It’s not uncommon for me to get really “in” to a TV show – actually it’s probably too common if I’m being honest…
Previous addictions include Glee (which has NOT aged well), Yonderland (which would be my specialist subject on Mastermind), Doctor Who (up to DT era, I’ve lost the love of it since), Buffy The Vampire Slayer (I <3 Spike) and waaaaaaaaay back in the day – SM:TV Live (don’t be a Jigglypuff…).
Lockdown, and Netflix and BritBox, have given me the opportunity to deep dive and binge my way through a few new things, and I even managed to watch ALL of Downton Abbey (including the film – does everyone else still miss Matthew?) But the total surprise of the selection? A little Canadian sitcom by the name of Schitt’s Creek.
There’s been a bit of hype recently as the final season dropped on US Netflix at the start of October (it’s been available in the UK since May), so I thought I’d give it a shufty. Netflix had suggested I watch it enough times, but I’ve struggled to enjoy North American sitcoms in the past, or fallen out of love with them very quickly (New Girl, Unbreakable Kimmy Schmidt, Glee…) so I’d not been tempted.
But oh my god, am I glad I gave this one a punt!
The Rose family lose all their many millions of dollars thanks to a dodgy business manager. They are left only with the clothes they can carry and, bizarrely, a small town with a funny name that Jonathan Rose bought his son David as a joke – Schitt’s Creek. The family are obnoxious, rude, completely out of touch with “real” life, and desperate to find a way out of living in a rundown Motel in the sleepy little town.
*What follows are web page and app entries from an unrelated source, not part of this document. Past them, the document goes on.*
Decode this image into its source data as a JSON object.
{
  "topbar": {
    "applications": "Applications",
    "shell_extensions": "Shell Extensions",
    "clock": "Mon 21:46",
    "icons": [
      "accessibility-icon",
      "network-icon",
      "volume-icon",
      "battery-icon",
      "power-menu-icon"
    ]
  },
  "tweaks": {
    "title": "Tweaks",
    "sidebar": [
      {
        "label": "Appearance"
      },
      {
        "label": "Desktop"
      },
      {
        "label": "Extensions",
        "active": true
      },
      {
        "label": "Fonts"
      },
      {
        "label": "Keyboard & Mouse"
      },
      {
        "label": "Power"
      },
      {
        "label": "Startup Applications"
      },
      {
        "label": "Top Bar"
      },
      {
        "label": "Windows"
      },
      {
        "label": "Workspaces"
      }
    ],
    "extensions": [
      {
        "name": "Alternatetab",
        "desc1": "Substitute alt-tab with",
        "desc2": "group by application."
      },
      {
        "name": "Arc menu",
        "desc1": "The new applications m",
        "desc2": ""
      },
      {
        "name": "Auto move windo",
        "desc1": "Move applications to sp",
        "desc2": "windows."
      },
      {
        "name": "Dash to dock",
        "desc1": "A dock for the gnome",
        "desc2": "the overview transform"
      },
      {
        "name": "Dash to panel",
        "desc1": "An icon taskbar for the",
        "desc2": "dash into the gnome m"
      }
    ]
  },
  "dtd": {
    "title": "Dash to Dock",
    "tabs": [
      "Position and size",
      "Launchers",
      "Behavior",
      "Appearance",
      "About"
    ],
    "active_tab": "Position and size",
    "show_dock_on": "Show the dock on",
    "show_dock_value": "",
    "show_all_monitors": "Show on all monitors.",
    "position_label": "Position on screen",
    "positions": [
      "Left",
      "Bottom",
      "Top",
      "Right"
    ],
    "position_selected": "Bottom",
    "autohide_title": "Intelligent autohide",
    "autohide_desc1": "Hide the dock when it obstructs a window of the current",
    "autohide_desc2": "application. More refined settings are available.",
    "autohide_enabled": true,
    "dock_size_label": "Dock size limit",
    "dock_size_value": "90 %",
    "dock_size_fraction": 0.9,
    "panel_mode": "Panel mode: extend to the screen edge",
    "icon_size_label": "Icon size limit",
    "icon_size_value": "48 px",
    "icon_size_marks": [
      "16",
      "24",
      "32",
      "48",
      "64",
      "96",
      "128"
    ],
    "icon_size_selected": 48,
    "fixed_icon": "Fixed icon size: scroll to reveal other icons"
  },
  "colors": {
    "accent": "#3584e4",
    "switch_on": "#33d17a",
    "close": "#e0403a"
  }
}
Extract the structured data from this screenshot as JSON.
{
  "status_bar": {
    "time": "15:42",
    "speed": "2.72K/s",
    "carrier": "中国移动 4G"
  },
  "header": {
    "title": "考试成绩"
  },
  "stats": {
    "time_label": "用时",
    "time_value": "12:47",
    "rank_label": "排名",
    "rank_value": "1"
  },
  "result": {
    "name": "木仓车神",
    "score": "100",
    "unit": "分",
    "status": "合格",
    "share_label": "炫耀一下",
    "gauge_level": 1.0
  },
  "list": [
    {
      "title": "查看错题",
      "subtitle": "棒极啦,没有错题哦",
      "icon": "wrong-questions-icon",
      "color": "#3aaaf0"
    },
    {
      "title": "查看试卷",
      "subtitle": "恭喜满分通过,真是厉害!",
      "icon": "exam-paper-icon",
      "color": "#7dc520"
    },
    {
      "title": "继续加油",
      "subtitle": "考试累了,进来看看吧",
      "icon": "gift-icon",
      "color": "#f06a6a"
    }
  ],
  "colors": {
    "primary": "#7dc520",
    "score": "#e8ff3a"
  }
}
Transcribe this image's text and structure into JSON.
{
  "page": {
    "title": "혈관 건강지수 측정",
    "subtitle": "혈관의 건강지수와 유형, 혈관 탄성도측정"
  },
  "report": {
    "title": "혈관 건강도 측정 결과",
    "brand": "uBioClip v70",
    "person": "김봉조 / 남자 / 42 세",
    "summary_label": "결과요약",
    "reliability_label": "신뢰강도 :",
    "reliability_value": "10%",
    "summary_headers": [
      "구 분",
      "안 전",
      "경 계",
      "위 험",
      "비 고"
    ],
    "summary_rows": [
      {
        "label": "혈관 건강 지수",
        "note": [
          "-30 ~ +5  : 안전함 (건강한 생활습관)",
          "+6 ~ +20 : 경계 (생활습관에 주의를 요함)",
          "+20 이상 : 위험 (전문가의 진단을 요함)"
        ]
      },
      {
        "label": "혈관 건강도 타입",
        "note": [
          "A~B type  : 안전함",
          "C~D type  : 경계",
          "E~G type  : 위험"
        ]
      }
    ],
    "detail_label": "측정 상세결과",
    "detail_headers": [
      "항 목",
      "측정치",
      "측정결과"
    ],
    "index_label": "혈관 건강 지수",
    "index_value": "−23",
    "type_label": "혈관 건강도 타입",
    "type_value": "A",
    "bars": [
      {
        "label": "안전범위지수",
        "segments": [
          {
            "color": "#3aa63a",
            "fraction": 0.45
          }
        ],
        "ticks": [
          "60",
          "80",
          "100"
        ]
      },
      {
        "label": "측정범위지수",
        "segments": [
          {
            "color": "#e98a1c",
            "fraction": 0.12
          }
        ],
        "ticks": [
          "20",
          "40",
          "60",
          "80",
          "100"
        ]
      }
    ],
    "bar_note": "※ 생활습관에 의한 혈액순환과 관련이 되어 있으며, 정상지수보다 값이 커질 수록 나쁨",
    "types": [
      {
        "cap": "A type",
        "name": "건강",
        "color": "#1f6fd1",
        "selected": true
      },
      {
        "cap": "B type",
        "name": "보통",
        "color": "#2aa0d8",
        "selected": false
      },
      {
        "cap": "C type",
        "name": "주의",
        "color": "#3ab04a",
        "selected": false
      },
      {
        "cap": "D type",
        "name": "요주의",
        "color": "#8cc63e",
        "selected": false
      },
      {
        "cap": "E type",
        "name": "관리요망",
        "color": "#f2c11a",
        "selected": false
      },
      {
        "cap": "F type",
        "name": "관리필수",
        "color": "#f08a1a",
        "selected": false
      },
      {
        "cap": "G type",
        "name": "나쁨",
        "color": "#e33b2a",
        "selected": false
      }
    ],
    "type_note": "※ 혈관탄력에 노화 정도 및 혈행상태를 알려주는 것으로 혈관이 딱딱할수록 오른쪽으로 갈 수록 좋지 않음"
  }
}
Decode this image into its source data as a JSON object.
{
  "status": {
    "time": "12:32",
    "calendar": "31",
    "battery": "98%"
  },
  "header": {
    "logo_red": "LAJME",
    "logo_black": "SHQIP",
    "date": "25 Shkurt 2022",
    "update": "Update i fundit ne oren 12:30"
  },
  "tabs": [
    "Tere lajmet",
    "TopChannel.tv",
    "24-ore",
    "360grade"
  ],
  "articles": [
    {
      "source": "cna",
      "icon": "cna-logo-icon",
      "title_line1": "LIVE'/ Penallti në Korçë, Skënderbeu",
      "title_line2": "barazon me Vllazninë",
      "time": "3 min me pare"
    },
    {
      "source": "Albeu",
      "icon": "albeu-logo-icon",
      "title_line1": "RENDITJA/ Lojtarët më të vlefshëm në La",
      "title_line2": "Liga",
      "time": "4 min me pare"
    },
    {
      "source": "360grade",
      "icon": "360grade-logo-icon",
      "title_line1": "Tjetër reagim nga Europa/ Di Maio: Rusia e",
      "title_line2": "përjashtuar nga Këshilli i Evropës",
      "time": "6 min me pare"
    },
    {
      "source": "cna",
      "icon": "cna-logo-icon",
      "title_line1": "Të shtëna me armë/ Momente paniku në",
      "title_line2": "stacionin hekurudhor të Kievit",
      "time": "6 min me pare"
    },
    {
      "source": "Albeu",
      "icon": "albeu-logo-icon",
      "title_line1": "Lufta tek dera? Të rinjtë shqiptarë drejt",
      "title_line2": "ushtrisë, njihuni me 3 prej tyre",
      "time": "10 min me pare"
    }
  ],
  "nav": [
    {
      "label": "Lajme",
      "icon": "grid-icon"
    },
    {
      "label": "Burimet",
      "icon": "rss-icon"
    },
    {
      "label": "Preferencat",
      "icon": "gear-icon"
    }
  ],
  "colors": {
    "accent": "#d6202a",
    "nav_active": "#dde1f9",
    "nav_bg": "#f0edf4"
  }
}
Starring Eugene Levy (American Pie) and his real life son Dan Levy (who also writes the show) as Johnny and David, and Catherine O’Hara (Home Alone) and Anne Frances as Moira and Alexis.
The first season takes a bit of faith – David and his sister Alexis are bratty, entitled, and totally lacking in sympathy, but not completely unlikable, and Johnny and Moira are condescending and at times cruel, and turn their noses up at the kind actions of the eccentric locals. So why stick with it? Because their character arcs are wonderful – thanks to their situation and the people around them, they gradually start to realise the power of family, friendship and love – including love for themselves. And that goes for the residents of Schitt’s Creek too.
I don’t want to delve into spoilers here – I think I might do a rewatch and blog about the episodes upon a second viewing – but the way the programme handles everything with such a positive and happy attitude, especially LGBTQ+ relationships, makes it worth the watch. I can’t say I’ve watched a show that has made me feel like a better person afterwards for doing so, but that’s precisely what Schitt’s Creek has done.
Also, it’s worth watching just for Moira’s accent and fashion, David’s sweatshirts, Alexis saying David, and Johnny’s eyebrows. And did I mention it swept the Emmy’s this year, with all four Roses achieving Best Actor awards, as well as writing and director trophies?
All 6 seasons of Schitt’s Creek, plus a 45 minute documentary, are on Netflix now – they’re only 25 minute episodes, so give it a go. WARNING – you may never get Tina Turner or Mariah Carey out of your head by the end of it though. And I’d love to know what you think of it!
Best wishes to you. Warmest Regards.